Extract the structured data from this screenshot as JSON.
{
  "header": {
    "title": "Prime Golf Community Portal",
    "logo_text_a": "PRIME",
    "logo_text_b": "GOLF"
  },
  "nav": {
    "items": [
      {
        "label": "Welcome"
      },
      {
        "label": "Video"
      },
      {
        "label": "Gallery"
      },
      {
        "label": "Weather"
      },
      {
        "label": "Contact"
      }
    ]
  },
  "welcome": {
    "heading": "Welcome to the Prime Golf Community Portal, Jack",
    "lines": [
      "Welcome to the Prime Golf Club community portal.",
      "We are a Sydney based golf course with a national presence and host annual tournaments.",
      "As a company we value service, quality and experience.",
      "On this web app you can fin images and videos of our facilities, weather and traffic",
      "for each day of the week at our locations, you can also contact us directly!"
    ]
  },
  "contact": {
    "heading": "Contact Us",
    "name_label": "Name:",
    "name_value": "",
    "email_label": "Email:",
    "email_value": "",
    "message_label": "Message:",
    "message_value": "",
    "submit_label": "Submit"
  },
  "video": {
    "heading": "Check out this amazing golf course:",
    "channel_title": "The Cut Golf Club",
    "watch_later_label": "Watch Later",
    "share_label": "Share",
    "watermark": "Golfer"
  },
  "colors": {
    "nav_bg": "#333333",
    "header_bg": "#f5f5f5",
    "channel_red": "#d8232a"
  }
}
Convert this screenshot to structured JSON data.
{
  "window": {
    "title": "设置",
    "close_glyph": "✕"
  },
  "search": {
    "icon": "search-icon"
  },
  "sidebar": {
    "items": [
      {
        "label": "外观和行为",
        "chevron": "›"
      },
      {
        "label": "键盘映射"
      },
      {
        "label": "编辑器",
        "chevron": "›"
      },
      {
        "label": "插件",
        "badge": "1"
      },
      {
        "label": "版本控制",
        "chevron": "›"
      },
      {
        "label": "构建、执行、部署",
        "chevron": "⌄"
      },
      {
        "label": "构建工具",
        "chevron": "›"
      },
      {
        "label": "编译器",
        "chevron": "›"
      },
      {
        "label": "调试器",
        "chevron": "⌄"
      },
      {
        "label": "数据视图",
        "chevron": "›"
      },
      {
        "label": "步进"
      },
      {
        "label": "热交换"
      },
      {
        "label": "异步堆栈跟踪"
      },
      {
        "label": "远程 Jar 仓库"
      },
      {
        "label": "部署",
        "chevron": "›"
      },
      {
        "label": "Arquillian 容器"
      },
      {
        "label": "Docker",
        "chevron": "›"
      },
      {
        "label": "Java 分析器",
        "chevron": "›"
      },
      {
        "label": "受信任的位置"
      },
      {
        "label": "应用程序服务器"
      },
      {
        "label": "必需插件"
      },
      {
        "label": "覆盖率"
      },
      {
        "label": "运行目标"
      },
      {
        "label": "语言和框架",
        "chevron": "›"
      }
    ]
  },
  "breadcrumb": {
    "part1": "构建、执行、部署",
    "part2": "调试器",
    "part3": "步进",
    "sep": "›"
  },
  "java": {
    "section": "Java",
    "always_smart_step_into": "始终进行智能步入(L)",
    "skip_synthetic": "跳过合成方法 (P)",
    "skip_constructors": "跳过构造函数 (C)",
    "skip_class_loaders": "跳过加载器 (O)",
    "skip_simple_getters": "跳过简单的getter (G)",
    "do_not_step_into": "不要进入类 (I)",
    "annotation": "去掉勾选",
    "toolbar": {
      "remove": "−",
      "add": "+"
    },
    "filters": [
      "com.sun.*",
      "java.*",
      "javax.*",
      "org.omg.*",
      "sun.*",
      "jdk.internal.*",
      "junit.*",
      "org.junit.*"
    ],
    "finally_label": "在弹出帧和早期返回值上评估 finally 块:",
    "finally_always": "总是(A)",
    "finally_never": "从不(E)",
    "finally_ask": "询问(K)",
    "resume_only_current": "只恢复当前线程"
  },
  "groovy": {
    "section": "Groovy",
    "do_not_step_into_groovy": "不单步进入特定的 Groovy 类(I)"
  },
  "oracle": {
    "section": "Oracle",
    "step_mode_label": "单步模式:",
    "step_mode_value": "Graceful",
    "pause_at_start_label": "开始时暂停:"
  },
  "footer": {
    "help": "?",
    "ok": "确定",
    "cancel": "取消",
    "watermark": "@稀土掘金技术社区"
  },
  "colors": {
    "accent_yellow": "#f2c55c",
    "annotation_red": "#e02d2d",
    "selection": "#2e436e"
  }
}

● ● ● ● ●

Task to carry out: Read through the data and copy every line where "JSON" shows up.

Solution to the problem:
Extract the structured data from this screenshot as JSON.
Convert this screenshot to structured JSON data.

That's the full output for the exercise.